The proposed mine, blocked under the Obama administration but inching forward under the Trump administration, has been billed by proponents as necessary to meet the growing demand for copper, which is used in wind turbines, batteries, and solar panels.
Similar stories are playing out in Norway, where the Sámi community is fighting a copper mine, and in Papua New Guinea, where a company has been mining the seabed for gold and copper.
Weighing those trade-offs — between supporting mining in environmentally sensitive areas and sourcing metals needed to power renewables — is likely to become more common if countries continue generating more renewable energy.

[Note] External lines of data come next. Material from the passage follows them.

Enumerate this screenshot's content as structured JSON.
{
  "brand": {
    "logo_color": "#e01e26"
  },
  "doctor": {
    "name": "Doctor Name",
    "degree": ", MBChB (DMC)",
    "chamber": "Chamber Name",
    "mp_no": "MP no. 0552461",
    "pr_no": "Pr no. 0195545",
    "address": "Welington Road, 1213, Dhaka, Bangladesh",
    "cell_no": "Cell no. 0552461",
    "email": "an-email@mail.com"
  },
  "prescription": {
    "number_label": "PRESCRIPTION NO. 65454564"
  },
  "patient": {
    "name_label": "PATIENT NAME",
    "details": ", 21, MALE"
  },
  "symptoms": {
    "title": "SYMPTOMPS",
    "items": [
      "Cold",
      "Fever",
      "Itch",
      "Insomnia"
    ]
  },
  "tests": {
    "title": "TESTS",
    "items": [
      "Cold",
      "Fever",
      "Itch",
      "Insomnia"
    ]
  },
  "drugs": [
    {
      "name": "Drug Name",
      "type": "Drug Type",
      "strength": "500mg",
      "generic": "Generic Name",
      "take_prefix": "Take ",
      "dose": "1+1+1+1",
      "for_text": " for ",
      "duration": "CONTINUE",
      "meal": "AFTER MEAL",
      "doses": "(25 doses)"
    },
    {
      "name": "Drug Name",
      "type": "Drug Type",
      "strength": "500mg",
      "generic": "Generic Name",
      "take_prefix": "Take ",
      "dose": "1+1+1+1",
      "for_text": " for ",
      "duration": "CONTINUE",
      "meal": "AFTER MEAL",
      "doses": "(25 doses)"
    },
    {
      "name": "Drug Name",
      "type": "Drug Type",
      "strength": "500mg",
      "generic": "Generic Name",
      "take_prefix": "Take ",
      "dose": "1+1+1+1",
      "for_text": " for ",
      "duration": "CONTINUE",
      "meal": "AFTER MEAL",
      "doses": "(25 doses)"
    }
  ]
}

That’s according to a report out Wednesday from researchers at the Institute for Sustainable Futures at the University of Technology Sydney in Australia. The report, commissioned by the environmental organization Earthworks, finds that demand for metals such as copper, lithium and cobalt would skyrocket if countries around the world try to get their electric grids and transportation systems fully powered by renewable energy by 2050.
For the rest of this article: https://grist.org/article/report-going-100-renewable-power-means-a-lot-of-dirty-mining/